- **Problem statement**
Repeat the listing below word for word, minus the pictures.

- **Materials provided**
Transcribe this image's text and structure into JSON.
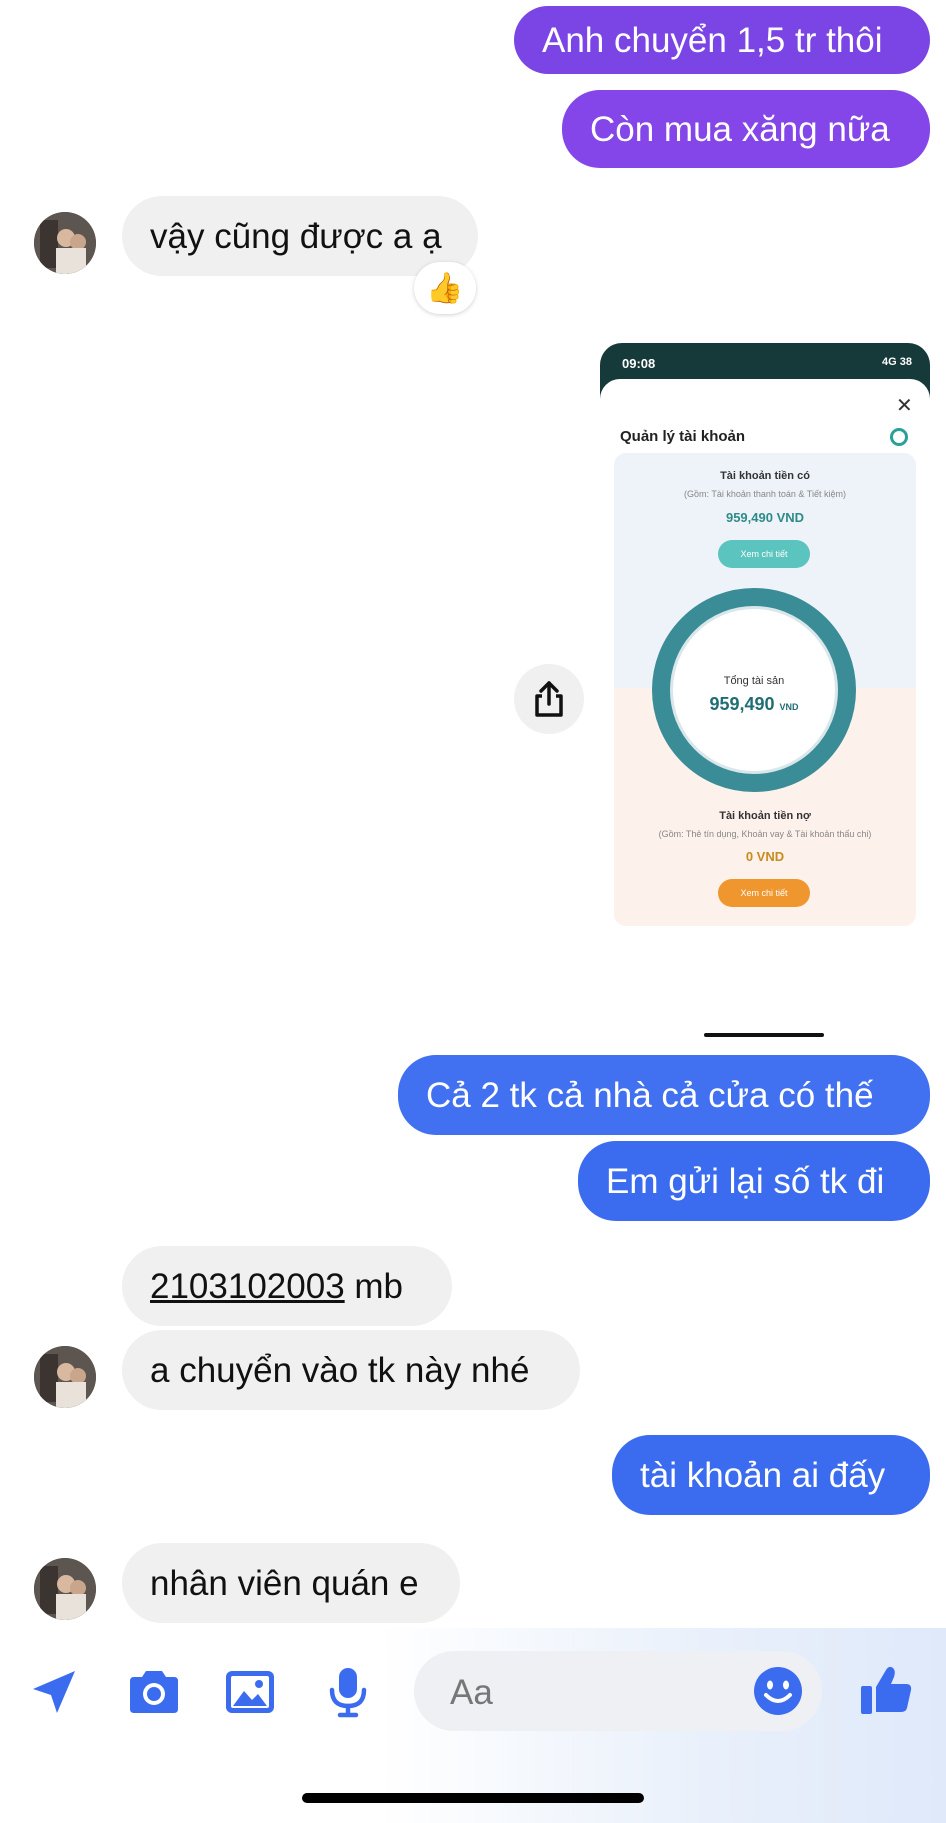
{
  "colors": {
    "outgoing_purple": "#7b45e6",
    "outgoing_blue": "#3f6ef2",
    "incoming_bg": "#f0f0f0",
    "accent": "#3b6cf0"
  },
  "messages": [
    {
      "id": "m1",
      "direction": "out",
      "text": "Anh chuyển 1,5 tr thôi"
    },
    {
      "id": "m2",
      "direction": "out",
      "text": "Còn mua xăng nữa"
    },
    {
      "id": "m3",
      "direction": "in",
      "text": "vậy cũng được a ạ",
      "reaction": "👍"
    },
    {
      "id": "m4",
      "direction": "out",
      "text": "Cả 2 tk cả nhà cả cửa có thế"
    },
    {
      "id": "m5",
      "direction": "out",
      "text": "Em gửi lại số tk đi"
    },
    {
      "id": "m6",
      "direction": "in",
      "account": "2103102003",
      "suffix": " mb"
    },
    {
      "id": "m7",
      "direction": "in",
      "text": "a chuyển vào tk này nhé"
    },
    {
      "id": "m8",
      "direction": "out",
      "text": "tài khoản ai đấy"
    },
    {
      "id": "m9",
      "direction": "in",
      "text": "nhân viên quán e"
    }
  ],
  "shared_screenshot": {
    "status_time": "09:08",
    "status_right": "4G 38",
    "title": "Quản lý tài khoản",
    "close_icon": "close-icon",
    "asset_account": {
      "heading": "Tài khoản tiền có",
      "note": "(Gồm: Tài khoản thanh toán & Tiết kiệm)",
      "value": "959,490 VND",
      "button": "Xem chi tiết"
    },
    "total": {
      "label": "Tổng tài sản",
      "value": "959,490",
      "unit": "VND"
    },
    "debt_account": {
      "heading": "Tài khoản tiền nợ",
      "note": "(Gồm: Thẻ tín dụng, Khoản vay & Tài khoản thấu chi)",
      "value": "0 VND",
      "button": "Xem chi tiết"
    }
  },
  "composer": {
    "placeholder": "Aa",
    "icons": [
      "location-icon",
      "camera-icon",
      "image-icon",
      "microphone-icon",
      "emoji-icon",
      "thumbs-up-icon"
    ]
  }
}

- **Response area**
Transcribe this image's text and structure into JSON.
{
  "colors": {
    "outgoing_purple": "#7b45e6",
    "outgoing_blue": "#3f6ef2",
    "incoming_bg": "#f0f0f0",
    "accent": "#3b6cf0"
  },
  "messages": [
    {
      "id": "m1",
      "direction": "out",
      "text": "Anh chuyển 1,5 tr thôi"
    },
    {
      "id": "m2",
      "direction": "out",
      "text": "Còn mua xăng nữa"
    },
    {
      "id": "m3",
      "direction": "in",
      "text": "vậy cũng được a ạ",
      "reaction": "👍"
    },
    {
      "id": "m4",
      "direction": "out",
      "text": "Cả 2 tk cả nhà cả cửa có thế"
    },
    {
      "id": "m5",
      "direction": "out",
      "text": "Em gửi lại số tk đi"
    },
    {
      "id": "m6",
      "direction": "in",
      "account": "2103102003",
      "suffix": " mb"
    },
    {
      "id": "m7",
      "direction": "in",
      "text": "a chuyển vào tk này nhé"
    },
    {
      "id": "m8",
      "direction": "out",
      "text": "tài khoản ai đấy"
    },
    {
      "id": "m9",
      "direction": "in",
      "text": "nhân viên quán e"
    }
  ],
  "shared_screenshot": {
    "status_time": "09:08",
    "status_right": "4G 38",
    "title": "Quản lý tài khoản",
    "close_icon": "close-icon",
    "asset_account": {
      "heading": "Tài khoản tiền có",
      "note": "(Gồm: Tài khoản thanh toán & Tiết kiệm)",
      "value": "959,490 VND",
      "button": "Xem chi tiết"
    },
    "total": {
      "label": "Tổng tài sản",
      "value": "959,490",
      "unit": "VND"
    },
    "debt_account": {
      "heading": "Tài khoản tiền nợ",
      "note": "(Gồm: Thẻ tín dụng, Khoản vay & Tài khoản thấu chi)",
      "value": "0 VND",
      "button": "Xem chi tiết"
    }
  },
  "composer": {
    "placeholder": "Aa",
    "icons": [
      "location-icon",
      "camera-icon",
      "image-icon",
      "microphone-icon",
      "emoji-icon",
      "thumbs-up-icon"
    ]
  }
}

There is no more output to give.